It just so happens, that since the Super Clubs do spend the money to bring together the best players, they see a lot of football’s value concentrated, but that really starts at that local club level in sparking interest, finding and developing talent.

Thoughts on each:

The Super Club’s owner’s interpretation of market research reminds me of company’s I’ve worked with. It seems overly simplistic. Maybe they don’t really care and are using research just as way to bolster their side. But, if they are truly concerned about the future because younger people are tuning in less, I’d pose this question.

Tuning in less compared to what? Compared to older generations at the moment or compared to prior younger generations 10, 20 and 30 years ago?

I’ve seen company managers make the mistake of reacting to the former, believing it was a sign of things to come so they need to do something now! But, when they do the comparison to prior generations of young folks, they find that viewership is either about the same or better. Which means, that sometimes it takes awhile to grow into viewing a sport. It turns out, young folks have a lot of things to do with their time. But, as they get older and settle down, watching the match becomes something they do more.

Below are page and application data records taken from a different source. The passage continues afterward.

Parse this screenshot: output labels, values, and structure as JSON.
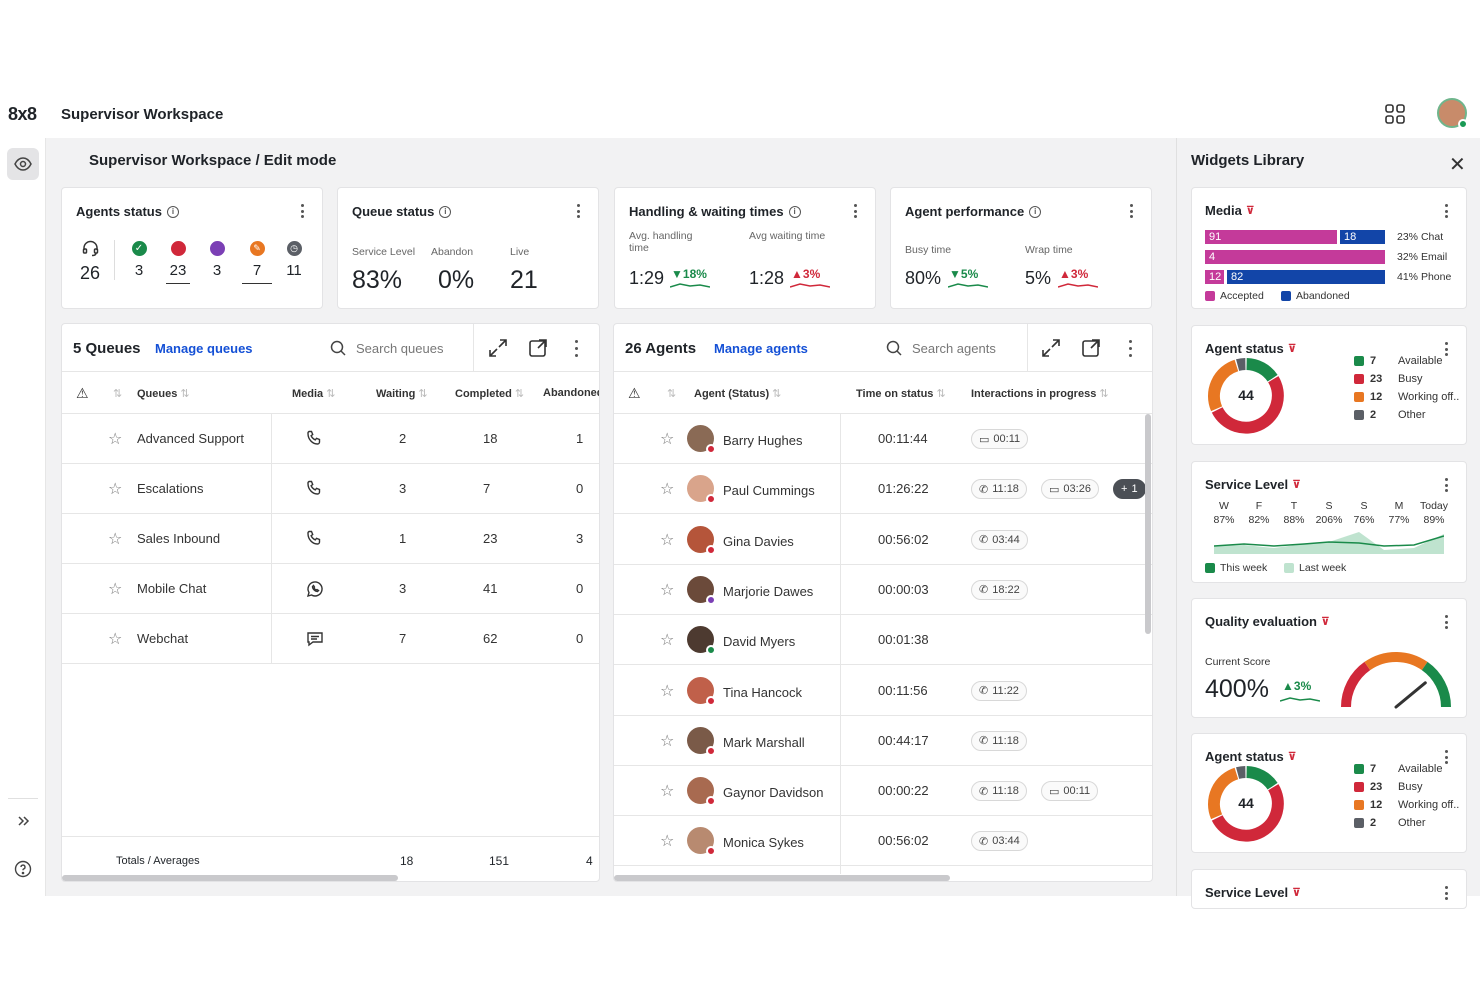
{
  "app": {
    "logo": "8x8",
    "title": "Supervisor Workspace",
    "page_title": "Supervisor Workspace / Edit mode"
  },
  "colors": {
    "green": "#1a8a4a",
    "red": "#d0283a",
    "purple": "#7b3fb5",
    "orange": "#e87722",
    "gray": "#5b5f66",
    "magenta": "#c43a9a",
    "blue": "#1245a8",
    "link": "#1450d6"
  },
  "agents_status": {
    "title": "Agents status",
    "total": "26",
    "items": [
      {
        "icon": "check-circle-icon",
        "value": "3"
      },
      {
        "icon": "busy-dot-icon",
        "value": "23"
      },
      {
        "icon": "purple-dot-icon",
        "value": "3"
      },
      {
        "icon": "pencil-circle-icon",
        "value": "7"
      },
      {
        "icon": "clock-icon",
        "value": "11"
      }
    ]
  },
  "queue_status": {
    "title": "Queue status",
    "service_level_label": "Service Level",
    "abandon_label": "Abandon",
    "live_label": "Live",
    "service_level": "83%",
    "abandon": "0%",
    "live": "21"
  },
  "handling": {
    "title": "Handling & waiting times",
    "avg_handling_label": "Avg. handling time",
    "avg_waiting_label": "Avg waiting time",
    "avg_handling": "1:29",
    "avg_handling_trend": "18%",
    "avg_waiting": "1:28",
    "avg_waiting_trend": "3%"
  },
  "performance": {
    "title": "Agent performance",
    "busy_label": "Busy time",
    "wrap_label": "Wrap time",
    "busy": "80%",
    "busy_trend": "5%",
    "wrap": "5%",
    "wrap_trend": "3%"
  },
  "queues": {
    "title": "5 Queues",
    "manage": "Manage queues",
    "search_placeholder": "Search queues",
    "cols": [
      "Queues",
      "Media",
      "Waiting",
      "Completed",
      "Abandoned"
    ],
    "rows": [
      {
        "name": "Advanced Support",
        "media": "phone-icon",
        "waiting": "2",
        "completed": "18",
        "abandoned": "1"
      },
      {
        "name": "Escalations",
        "media": "phone-icon",
        "waiting": "3",
        "completed": "7",
        "abandoned": "0"
      },
      {
        "name": "Sales Inbound",
        "media": "phone-icon",
        "waiting": "1",
        "completed": "23",
        "abandoned": "3"
      },
      {
        "name": "Mobile Chat",
        "media": "whatsapp-icon",
        "waiting": "3",
        "completed": "41",
        "abandoned": "0"
      },
      {
        "name": "Webchat",
        "media": "chat-icon",
        "waiting": "7",
        "completed": "62",
        "abandoned": "0"
      }
    ],
    "totals_label": "Totals / Averages",
    "totals": {
      "waiting": "18",
      "completed": "151",
      "abandoned": "4"
    }
  },
  "agents": {
    "title": "26 Agents",
    "manage": "Manage agents",
    "search_placeholder": "Search agents",
    "cols": [
      "Agent (Status)",
      "Time on status",
      "Interactions in progress"
    ],
    "rows": [
      {
        "name": "Barry Hughes",
        "time": "00:11:44",
        "status": "red",
        "pills": [
          {
            "icon": "chat-icon",
            "text": "00:11"
          }
        ]
      },
      {
        "name": "Paul Cummings",
        "time": "01:26:22",
        "status": "red",
        "pills": [
          {
            "icon": "phone-icon",
            "text": "11:18"
          },
          {
            "icon": "chat-icon",
            "text": "03:26"
          },
          {
            "icon": "plus-icon",
            "text": "1",
            "dark": true
          }
        ]
      },
      {
        "name": "Gina Davies",
        "time": "00:56:02",
        "status": "red",
        "pills": [
          {
            "icon": "phone-icon",
            "text": "03:44"
          }
        ]
      },
      {
        "name": "Marjorie Dawes",
        "time": "00:00:03",
        "status": "purple",
        "pills": [
          {
            "icon": "phone-icon",
            "text": "18:22"
          }
        ]
      },
      {
        "name": "David Myers",
        "time": "00:01:38",
        "status": "green",
        "pills": []
      },
      {
        "name": "Tina Hancock",
        "time": "00:11:56",
        "status": "red",
        "pills": [
          {
            "icon": "phone-icon",
            "text": "11:22"
          }
        ]
      },
      {
        "name": "Mark Marshall",
        "time": "00:44:17",
        "status": "red",
        "pills": [
          {
            "icon": "phone-icon",
            "text": "11:18"
          }
        ]
      },
      {
        "name": "Gaynor Davidson",
        "time": "00:00:22",
        "status": "red",
        "pills": [
          {
            "icon": "phone-icon",
            "text": "11:18"
          },
          {
            "icon": "chat-icon",
            "text": "00:11"
          }
        ]
      },
      {
        "name": "Monica Sykes",
        "time": "00:56:02",
        "status": "red",
        "pills": [
          {
            "icon": "phone-icon",
            "text": "03:44"
          }
        ]
      }
    ]
  },
  "library": {
    "title": "Widgets Library",
    "media": {
      "title": "Media",
      "rows": [
        {
          "accepted": "91",
          "abandoned": "18",
          "accepted_frac": 0.75,
          "pct": "23%",
          "label": "Chat"
        },
        {
          "accepted": "4",
          "abandoned": "",
          "accepted_frac": 1.0,
          "pct": "32%",
          "label": "Email"
        },
        {
          "accepted": "12",
          "abandoned": "82",
          "accepted_frac": 0.12,
          "pct": "41%",
          "label": "Phone"
        }
      ],
      "legend_accepted": "Accepted",
      "legend_abandoned": "Abandoned"
    },
    "agent_status": {
      "title": "Agent status",
      "total": "44",
      "items": [
        {
          "value": "7",
          "label": "Available",
          "color": "#1a8a4a"
        },
        {
          "value": "23",
          "label": "Busy",
          "color": "#d0283a"
        },
        {
          "value": "12",
          "label": "Working off..",
          "color": "#e87722"
        },
        {
          "value": "2",
          "label": "Other",
          "color": "#5b5f66"
        }
      ]
    },
    "service_level": {
      "title": "Service Level",
      "days": [
        {
          "d": "W",
          "v": "87%"
        },
        {
          "d": "F",
          "v": "82%"
        },
        {
          "d": "T",
          "v": "88%"
        },
        {
          "d": "S",
          "v": "206%"
        },
        {
          "d": "S",
          "v": "76%"
        },
        {
          "d": "M",
          "v": "77%"
        },
        {
          "d": "Today",
          "v": "89%"
        }
      ],
      "this_week": "This week",
      "last_week": "Last week"
    },
    "quality": {
      "title": "Quality evaluation",
      "label": "Current Score",
      "score": "400%",
      "trend": "3%",
      "gauge_frac": 0.78
    },
    "service_level_2": {
      "title": "Service Level"
    }
  }
}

Recently on Twitter, Alexi Lalas analogized pro-pro/rel folks in the US of being for letting someone live in someone else’s house rent free. In this case, he said that turning MLS into pro/rel would allow clubs that get promoted into MLS to benefit from all the investment MLS has made.

This reminded me of the Super Club/UEFA tension. The Super Clubs thought they were soccer. But, when UEFA said it would ban Super Clubs and its players from participating in UEFA/FIFA sanctioned competitions, like the clubs’ home leagues or the World Cup, then that pretty much ended the Super Club.

It made me think of Lalas’ analogy. Whom is living in whose house rent free?

The Super Clubs realized how much of their value was tied to these competitions. They claimed UEFA acted in a monopolistic manner and I think that may still be in court on that.

But, regardless of the legal outcome, it gets to the truth of how much value the Super Clubs owe to FIFA. A lot. Maybe most.

These clubs could go it alone and break free of FIFA altogether, but they know that would basically be starting from scratch with a brand new sport that might look and feel like soccer, but would not likely have the best players and people would not tune in and their clubs would quickly lose value.

Finally, what strikes me is how all of these arguments also apply to MLS, which is basically a super league in the U.S. and operates as an approved FIFA exception to the very same sporting merit principle codified in FIFA’s guidelines, that was staunchly applied to keep the Super League from forming.

I’m wondering when others will notice that.

“Home Field Disadvantage: How the Organization of Soccer in the United States Affects Athletic and Economic Competitiveness”

In the Michigan Law Review, Carolina Velarde, does a great job of explaining the complex particulars of the overly bureaucratic soccer organization in the U.S. in her paper titled, Home Fie Disadvantage: How the Organization of Soccer in the United States Affects Athletic and Economic Competitiveness (HT: The Chris Kessel on Twitter).

Such a great title. The way soccer has been organized in the U.S., which we are gaslighted into believing to help it, hurts it, giving us a disadvantage on the world stage.

In an attempt to summarize, Velarde lays out how the soccer powers that be in the U.S. have used the VERY laws meant to protect consumers, by restraining monopoly powers and maintaining competitiveness, are used for the opposite, to achieve virtual monopoly powers and keep a lid on competition.